, colchicine has been used to produce amphidiploid to recover fertility in these cultivars, enabling subsequent breeding experiments. The breeding methods of these novel poinsettia cultivars are described only in plant patent statements, which do not state the

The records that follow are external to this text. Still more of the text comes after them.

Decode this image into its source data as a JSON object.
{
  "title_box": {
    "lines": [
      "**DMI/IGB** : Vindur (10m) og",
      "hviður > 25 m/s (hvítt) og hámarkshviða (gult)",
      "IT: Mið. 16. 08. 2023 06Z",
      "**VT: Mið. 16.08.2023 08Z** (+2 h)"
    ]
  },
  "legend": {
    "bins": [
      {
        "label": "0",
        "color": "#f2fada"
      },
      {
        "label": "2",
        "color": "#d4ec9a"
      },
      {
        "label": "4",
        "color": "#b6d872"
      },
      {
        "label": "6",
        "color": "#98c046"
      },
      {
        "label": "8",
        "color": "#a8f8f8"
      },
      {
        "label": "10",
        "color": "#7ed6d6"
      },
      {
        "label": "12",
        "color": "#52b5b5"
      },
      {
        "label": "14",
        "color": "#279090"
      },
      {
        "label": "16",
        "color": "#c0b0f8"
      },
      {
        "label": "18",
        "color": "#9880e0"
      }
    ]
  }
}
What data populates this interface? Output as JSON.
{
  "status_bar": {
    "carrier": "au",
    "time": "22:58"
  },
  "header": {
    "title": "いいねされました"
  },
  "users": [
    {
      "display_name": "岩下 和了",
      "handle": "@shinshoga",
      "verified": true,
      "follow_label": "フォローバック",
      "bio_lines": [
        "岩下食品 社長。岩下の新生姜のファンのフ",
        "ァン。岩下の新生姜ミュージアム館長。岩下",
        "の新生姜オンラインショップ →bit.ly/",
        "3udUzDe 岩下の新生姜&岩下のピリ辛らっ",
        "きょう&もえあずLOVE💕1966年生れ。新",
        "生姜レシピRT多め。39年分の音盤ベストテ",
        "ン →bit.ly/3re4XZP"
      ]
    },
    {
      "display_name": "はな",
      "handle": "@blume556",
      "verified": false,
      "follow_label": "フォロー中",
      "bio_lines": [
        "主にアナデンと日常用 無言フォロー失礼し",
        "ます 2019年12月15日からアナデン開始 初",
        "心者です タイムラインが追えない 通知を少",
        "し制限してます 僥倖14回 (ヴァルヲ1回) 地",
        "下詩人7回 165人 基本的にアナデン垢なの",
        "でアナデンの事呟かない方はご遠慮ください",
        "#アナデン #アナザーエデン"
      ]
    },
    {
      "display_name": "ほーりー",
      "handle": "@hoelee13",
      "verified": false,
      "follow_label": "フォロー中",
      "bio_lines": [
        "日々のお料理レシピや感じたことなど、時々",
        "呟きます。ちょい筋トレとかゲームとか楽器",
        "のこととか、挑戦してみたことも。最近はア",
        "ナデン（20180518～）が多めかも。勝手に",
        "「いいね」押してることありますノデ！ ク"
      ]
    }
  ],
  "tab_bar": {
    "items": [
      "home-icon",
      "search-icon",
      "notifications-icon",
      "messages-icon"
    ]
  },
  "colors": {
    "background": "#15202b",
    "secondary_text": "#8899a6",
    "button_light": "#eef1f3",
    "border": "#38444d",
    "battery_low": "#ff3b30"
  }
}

Methods of producing 8x plants from 4x V. corymbosum clones through in vitro colchicine treatments were investigated. Colchicine concentrations and exposure times ranged from 0.001% to 0.2% and 1 to 14 days, respectively. Pretreatments designed to predispose the plants to the effect of colchicine also were investigated. Eleven 8x plants and one 4x-8x chimera were selected from pretreated plants exposed to 0.025% or 0.05% colchicine. The superior treatment was 0.025% with a 24- or 48-hr exposure time in liquid medium. No differences were noted between warm/dark and cold/dark pretreatments. No differences were observed among 24-, 48-, 96-, and 192-hr growth intervals between cold pretreatment and colchicine treatment. However, a significant genotype effect in response to colchicine was found, both with respect to culture survival and polyploid induction.
The mitotic inhibitors, colchicine and oryzalin, were evaluated for their effects on callus, adventitious shoot formation, and tetraploid induction of Euphorbia pulchurrima `Winter Rose'. In vitro grown leaf sections were placed on various media supplemented with either colchicine or oryzalin at various concentrations for 1 to 4 days. Colchicine was less damaging to leaf tissues than oryzalin. On various colchicine-containing media, prolific calluses were produced and adventitious shoot formation was observed. Regenerated shoots were found to be diploid as determined by flow cytometry. On media supplemented with oryzalin (28.9 μm to 144 μm), leaf tissues produced callus but failed to form adventitious shoots. Samples of calluses produced on oryzalin-containing media were subject to analysis using flow cytometry and were found to be diploid. These results suggest that the colchicine is less toxic on poinsettia tissues and shoot induction than oryzalin. Additional experiments are needed to establish a protocol for in vitro induction of poinsettia tetraploid with colchicine and oryzalin.
tetraploid hybrids from 1600 flowers pollinated along with an unknown number of triploids. The F 1 hybrids were fertile and were easily intercrossed and backcrossed to tetraploid northern highbush blueberry cultivars. Colchicine-derived tetraploids offer
colchicine and oryzalin ( Dhooghe et al., 2009 ; Pickens et al., 2006 ; Rey et al., 2002 ). Colchicine binds poorly to plant tubulins but has a high affinity for animal microtubulins and thus is toxic to humans ( Morejohn et al., 1987 ). By contrast
. Colchicine is the most widely used chemical agent for chromosome doubling. Tetraploids at frequencies of 83.3% and 80.0% were induced in Xanthosoma sagittifolium when in vitro-grown plants were treated with 1.25 m M or 2.5 m M of colchicine, respectively
compounds. Colchicine is an alkaloid obtained from Colchicum autumnale, which acts as a mitotic inhibitor ( Blakeslee and Avery, 1937 ) and induces tetraploidy in the target cells by interfering with spindle formation at the metaphase. Colchicine is
changes in chromosome number is well established ( Sajjad et al., 2013 ). Colchicine is a compound that effectively arrests mitosis at the anaphase stage, and it is widely used to induce polyploidy in plants ( Rego et al., 2011 ). The treatment of shoots
; Sparnaaij, 1979 ). Because naturally occurring polyploid genotypes are usually unavailable for breeding programs, polyploidy is typically induced through mitotic spindle inhibition or microtubule polymerization, often by exposure to colchicine ( Caperta et
interfering with cell division. A number of natural and synthetic compounds can be used and are either applied to plants ex vitro or in vitro. Colchicine is naturally occurring, and it was initially thought that it promoted polyploidy induction by disrupting